In the past, it was a common practice for homes to be heated by oil with storage tanks buried underground. Today, many, but not all, homes have been converted to gas heat provided direct by public utilities. Those that have remained with oil as a heating source are moving their storage tanks to above ground units primarily due to the risk of ground contamination.
Whether converting to gas, installing a new storage tank above ground, or purchasing a home with an abandoned underground storage tank, the removal of the tank may need to be completed. This will require hiring a licensed UST contractor who will coordinate opening permits with the required municipal authorities. If the tank is removed and there is no evidence of a leak, the municipality will close the permit and with minimal or no delay.
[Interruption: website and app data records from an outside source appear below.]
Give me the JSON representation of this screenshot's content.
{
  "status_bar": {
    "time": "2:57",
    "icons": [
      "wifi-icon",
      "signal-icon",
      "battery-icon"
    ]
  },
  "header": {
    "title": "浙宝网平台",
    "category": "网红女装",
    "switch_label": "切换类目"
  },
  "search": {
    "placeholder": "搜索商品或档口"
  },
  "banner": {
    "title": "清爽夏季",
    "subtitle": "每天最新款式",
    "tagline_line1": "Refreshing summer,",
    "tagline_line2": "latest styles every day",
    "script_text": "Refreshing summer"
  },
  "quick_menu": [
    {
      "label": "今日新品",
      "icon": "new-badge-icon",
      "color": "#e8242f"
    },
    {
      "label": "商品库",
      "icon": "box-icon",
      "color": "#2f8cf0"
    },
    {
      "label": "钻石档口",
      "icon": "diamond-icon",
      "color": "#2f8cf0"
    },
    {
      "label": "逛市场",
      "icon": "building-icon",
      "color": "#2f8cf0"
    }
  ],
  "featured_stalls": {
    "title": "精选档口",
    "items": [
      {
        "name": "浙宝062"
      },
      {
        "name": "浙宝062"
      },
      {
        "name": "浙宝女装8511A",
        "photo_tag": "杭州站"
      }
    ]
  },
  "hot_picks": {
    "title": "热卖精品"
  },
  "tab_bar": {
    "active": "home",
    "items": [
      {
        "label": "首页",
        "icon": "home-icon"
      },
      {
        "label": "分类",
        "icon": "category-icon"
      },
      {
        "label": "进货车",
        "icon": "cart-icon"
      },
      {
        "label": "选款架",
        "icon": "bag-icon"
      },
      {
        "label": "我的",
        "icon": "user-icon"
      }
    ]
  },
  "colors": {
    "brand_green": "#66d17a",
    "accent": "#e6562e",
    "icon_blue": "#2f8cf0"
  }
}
However, if there is any evidence of a leak, the NJ DEP will need to be notified. If contamination is confirmed, remediation must be completed. Upon completion and confirmation of clear soil tests, the New Jersey Department of Environmental Protection will provide a letter stating that no further action (NFA) is required, and the permit can be closed out. The NFA letter is only provided if a leak was evident, otherwise, the NJ DEP will not be involved with an underground storage tank removal.
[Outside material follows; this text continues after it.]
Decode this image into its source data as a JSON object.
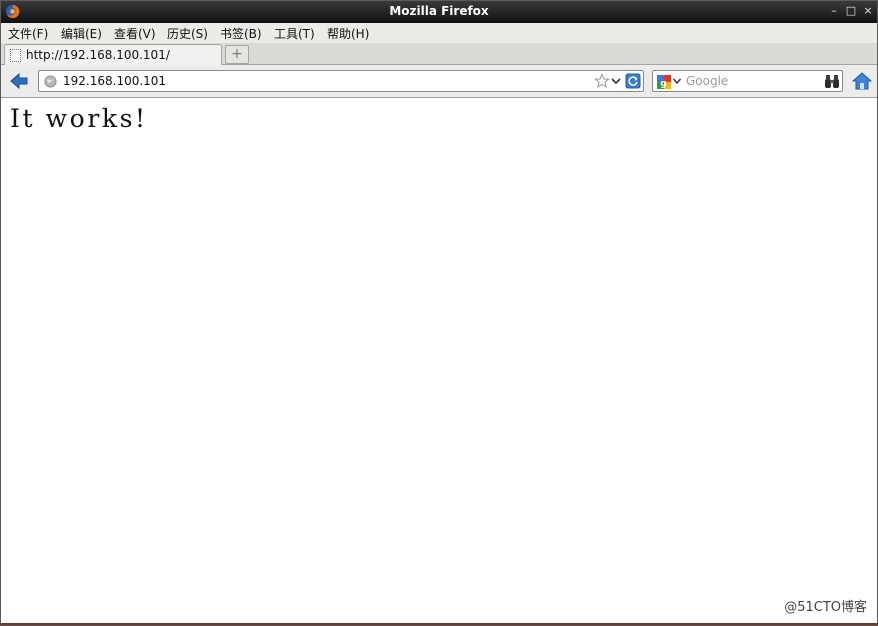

At Petriello Law, we are happy to lend our years of experience working with those navigating the process of buying or selling a home that has an underground storage tank. If you need an attorney for a real estate transaction, please call or e-mail us today.